How would “Solutions Not Bailouts” affect a participant with a monthly benefit of $2,000 in a plan that will exhaust its assets?
Under current law, this participant would experience a decline in benefits of nearly 40% when the plan exhausts its assets (becomes insolvent) and receives minimal funding from the PBGC, and potentially a catastrophic decline to $125 per month when the PBGC runs out of money. Under “Solutions Not Bailouts,” plan trustees would have the option of early intervention action which would allow the plan to maintain a benefit of $1,700 per month for this participant.

Are benefit cuts mandatory?
No. This provision would be available to the trustees of deeply troubled plans once they have exhausted all other measures for improving the funding levels, but there would be no obligation for the trustees to take this action.

How are the 90% of plans that are not deeply troubled affected by benefit cuts?
In order to exercise this provision, plans need to certify that they have taken every possible measure to improve their funding yet are still projected to exhaust their assets within 20 years. This would not be the case for the more than 90% of plans who do not project near-term insolvency. As noted above, these provisions are intended to be used only as a last resort measure available to only the most highly distressed plans, would only occur under strict oversight with agreement from both labor and management and only if the result were materially better for participants than the PBGC guarantee.

Would benefit suspensions be permanent?
Not necessarily. If the funding of the plan improves, the trustees would be obligated to include reinstatements of suspended benefits as part of any future improvement in the plan.

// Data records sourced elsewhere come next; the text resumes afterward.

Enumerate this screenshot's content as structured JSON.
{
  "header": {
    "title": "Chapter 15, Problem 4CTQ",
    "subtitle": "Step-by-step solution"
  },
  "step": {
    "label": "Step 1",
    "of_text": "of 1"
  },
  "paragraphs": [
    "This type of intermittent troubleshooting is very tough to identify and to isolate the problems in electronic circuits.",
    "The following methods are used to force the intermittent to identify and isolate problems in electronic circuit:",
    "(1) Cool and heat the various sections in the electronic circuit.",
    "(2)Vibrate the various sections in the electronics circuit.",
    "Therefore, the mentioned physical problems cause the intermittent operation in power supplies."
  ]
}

What needs to happen now?
To preserve benefits and strengthen the system, we need Congress to adopt measures that will allow multiemployer pensions to continue their decades-long mission of providing cost-effective and reliable retirement benefits to millions of working class Americans and enable the employers who fund them to remain strong contributors to the national economy. The “Solutions Not Bailouts” approach provides early intervention for the small percentage of multiemployer plans that are deeply troubled, while strengthening for the long-term the majority of plans that have successfully weathered the recent economic crisis.